ABOUT THIS TASK
Reproduce each entry below exactly, without omitting any.

== DATASET CONTENT

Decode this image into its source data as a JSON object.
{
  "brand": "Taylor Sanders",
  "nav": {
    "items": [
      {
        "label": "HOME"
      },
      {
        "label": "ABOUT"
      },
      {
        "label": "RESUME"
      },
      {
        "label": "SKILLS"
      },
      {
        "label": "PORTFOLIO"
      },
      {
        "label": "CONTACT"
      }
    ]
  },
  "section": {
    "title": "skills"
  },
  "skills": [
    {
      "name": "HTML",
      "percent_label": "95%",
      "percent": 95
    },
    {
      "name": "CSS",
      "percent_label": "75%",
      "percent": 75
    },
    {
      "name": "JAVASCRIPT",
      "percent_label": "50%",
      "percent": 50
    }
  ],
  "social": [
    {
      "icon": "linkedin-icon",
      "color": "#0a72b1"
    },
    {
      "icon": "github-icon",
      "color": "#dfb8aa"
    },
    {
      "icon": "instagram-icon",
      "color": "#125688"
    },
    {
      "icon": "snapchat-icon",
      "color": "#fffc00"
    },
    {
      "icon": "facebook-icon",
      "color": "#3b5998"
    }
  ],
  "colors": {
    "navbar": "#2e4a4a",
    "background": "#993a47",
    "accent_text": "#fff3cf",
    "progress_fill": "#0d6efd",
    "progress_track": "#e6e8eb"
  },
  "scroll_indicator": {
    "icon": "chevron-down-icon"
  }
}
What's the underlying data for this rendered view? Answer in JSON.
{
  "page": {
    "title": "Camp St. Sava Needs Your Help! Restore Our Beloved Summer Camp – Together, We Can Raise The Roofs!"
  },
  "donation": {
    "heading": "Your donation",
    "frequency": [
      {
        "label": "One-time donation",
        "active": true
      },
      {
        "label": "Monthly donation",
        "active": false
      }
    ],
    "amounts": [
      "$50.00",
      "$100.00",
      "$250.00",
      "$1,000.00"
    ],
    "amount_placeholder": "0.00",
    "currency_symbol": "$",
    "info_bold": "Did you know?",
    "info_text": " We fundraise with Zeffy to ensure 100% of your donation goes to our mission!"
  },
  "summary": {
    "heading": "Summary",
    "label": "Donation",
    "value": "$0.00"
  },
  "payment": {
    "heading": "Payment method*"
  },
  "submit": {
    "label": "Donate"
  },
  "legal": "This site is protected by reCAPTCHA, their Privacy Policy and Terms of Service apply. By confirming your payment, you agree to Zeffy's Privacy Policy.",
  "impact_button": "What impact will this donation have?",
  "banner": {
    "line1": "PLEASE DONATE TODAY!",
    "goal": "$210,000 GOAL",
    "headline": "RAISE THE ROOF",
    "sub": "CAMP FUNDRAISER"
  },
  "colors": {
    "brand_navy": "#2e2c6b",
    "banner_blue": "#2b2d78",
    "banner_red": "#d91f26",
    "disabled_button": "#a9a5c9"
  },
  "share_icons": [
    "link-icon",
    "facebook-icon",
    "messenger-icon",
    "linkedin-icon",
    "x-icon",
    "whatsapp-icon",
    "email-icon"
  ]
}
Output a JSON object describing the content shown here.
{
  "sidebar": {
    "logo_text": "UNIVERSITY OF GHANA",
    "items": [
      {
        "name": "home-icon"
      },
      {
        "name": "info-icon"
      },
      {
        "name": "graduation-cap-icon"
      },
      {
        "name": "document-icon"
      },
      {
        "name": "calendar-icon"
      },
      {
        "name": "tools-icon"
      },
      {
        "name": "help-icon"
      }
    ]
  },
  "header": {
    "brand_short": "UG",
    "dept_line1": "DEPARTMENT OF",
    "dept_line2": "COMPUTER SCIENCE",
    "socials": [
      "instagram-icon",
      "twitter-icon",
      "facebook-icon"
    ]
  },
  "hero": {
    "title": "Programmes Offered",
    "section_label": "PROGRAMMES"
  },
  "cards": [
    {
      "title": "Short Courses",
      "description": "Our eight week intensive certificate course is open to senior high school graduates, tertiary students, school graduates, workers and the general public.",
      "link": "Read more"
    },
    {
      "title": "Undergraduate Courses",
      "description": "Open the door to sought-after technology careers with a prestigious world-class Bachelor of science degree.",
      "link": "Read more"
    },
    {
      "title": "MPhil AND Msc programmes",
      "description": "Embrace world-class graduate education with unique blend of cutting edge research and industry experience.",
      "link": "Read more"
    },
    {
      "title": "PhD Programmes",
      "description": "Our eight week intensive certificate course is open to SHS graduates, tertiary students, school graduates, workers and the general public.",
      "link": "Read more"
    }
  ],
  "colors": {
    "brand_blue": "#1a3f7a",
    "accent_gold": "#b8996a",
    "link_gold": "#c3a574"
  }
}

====

SOLUTION TO THIS EXERCISE
Decode this image into its source data as a JSON object.
{
  "brand": "Taylor Sanders",
  "nav": {
    "items": [
      {
        "label": "HOME"
      },
      {
        "label": "ABOUT"
      },
      {
        "label": "RESUME"
      },
      {
        "label": "SKILLS"
      },
      {
        "label": "PORTFOLIO"
      },
      {
        "label": "CONTACT"
      }
    ]
  },
  "section": {
    "title": "skills"
  },
  "skills": [
    {
      "name": "HTML",
      "percent_label": "95%",
      "percent": 95
    },
    {
      "name": "CSS",
      "percent_label": "75%",
      "percent": 75
    },
    {
      "name": "JAVASCRIPT",
      "percent_label": "50%",
      "percent": 50
    }
  ],
  "social": [
    {
      "icon": "linkedin-icon",
      "color": "#0a72b1"
    },
    {
      "icon": "github-icon",
      "color": "#dfb8aa"
    },
    {
      "icon": "instagram-icon",
      "color": "#125688"
    },
    {
      "icon": "snapchat-icon",
      "color": "#fffc00"
    },
    {
      "icon": "facebook-icon",
      "color": "#3b5998"
    }
  ],
  "colors": {
    "navbar": "#2e4a4a",
    "background": "#993a47",
    "accent_text": "#fff3cf",
    "progress_fill": "#0d6efd",
    "progress_track": "#e6e8eb"
  },
  "scroll_indicator": {
    "icon": "chevron-down-icon"
  }
}
What's the underlying data for this rendered view? Answer in JSON.
{
  "page": {
    "title": "Camp St. Sava Needs Your Help! Restore Our Beloved Summer Camp – Together, We Can Raise The Roofs!"
  },
  "donation": {
    "heading": "Your donation",
    "frequency": [
      {
        "label": "One-time donation",
        "active": true
      },
      {
        "label": "Monthly donation",
        "active": false
      }
    ],
    "amounts": [
      "$50.00",
      "$100.00",
      "$250.00",
      "$1,000.00"
    ],
    "amount_placeholder": "0.00",
    "currency_symbol": "$",
    "info_bold": "Did you know?",
    "info_text": " We fundraise with Zeffy to ensure 100% of your donation goes to our mission!"
  },
  "summary": {
    "heading": "Summary",
    "label": "Donation",
    "value": "$0.00"
  },
  "payment": {
    "heading": "Payment method*"
  },
  "submit": {
    "label": "Donate"
  },
  "legal": "This site is protected by reCAPTCHA, their Privacy Policy and Terms of Service apply. By confirming your payment, you agree to Zeffy's Privacy Policy.",
  "impact_button": "What impact will this donation have?",
  "banner": {
    "line1": "PLEASE DONATE TODAY!",
    "goal": "$210,000 GOAL",
    "headline": "RAISE THE ROOF",
    "sub": "CAMP FUNDRAISER"
  },
  "colors": {
    "brand_navy": "#2e2c6b",
    "banner_blue": "#2b2d78",
    "banner_red": "#d91f26",
    "disabled_button": "#a9a5c9"
  },
  "share_icons": [
    "link-icon",
    "facebook-icon",
    "messenger-icon",
    "linkedin-icon",
    "x-icon",
    "whatsapp-icon",
    "email-icon"
  ]
}
Output a JSON object describing the content shown here.
{
  "sidebar": {
    "logo_text": "UNIVERSITY OF GHANA",
    "items": [
      {
        "name": "home-icon"
      },
      {
        "name": "info-icon"
      },
      {
        "name": "graduation-cap-icon"
      },
      {
        "name": "document-icon"
      },
      {
        "name": "calendar-icon"
      },
      {
        "name": "tools-icon"
      },
      {
        "name": "help-icon"
      }
    ]
  },
  "header": {
    "brand_short": "UG",
    "dept_line1": "DEPARTMENT OF",
    "dept_line2": "COMPUTER SCIENCE",
    "socials": [
      "instagram-icon",
      "twitter-icon",
      "facebook-icon"
    ]
  },
  "hero": {
    "title": "Programmes Offered",
    "section_label": "PROGRAMMES"
  },
  "cards": [
    {
      "title": "Short Courses",
      "description": "Our eight week intensive certificate course is open to senior high school graduates, tertiary students, school graduates, workers and the general public.",
      "link": "Read more"
    },
    {
      "title": "Undergraduate Courses",
      "description": "Open the door to sought-after technology careers with a prestigious world-class Bachelor of science degree.",
      "link": "Read more"
    },
    {
      "title": "MPhil AND Msc programmes",
      "description": "Embrace world-class graduate education with unique blend of cutting edge research and industry experience.",
      "link": "Read more"
    },
    {
      "title": "PhD Programmes",
      "description": "Our eight week intensive certificate course is open to SHS graduates, tertiary students, school graduates, workers and the general public.",
      "link": "Read more"
    }
  ],
  "colors": {
    "brand_blue": "#1a3f7a",
    "accent_gold": "#b8996a",
    "link_gold": "#c3a574"
  }
}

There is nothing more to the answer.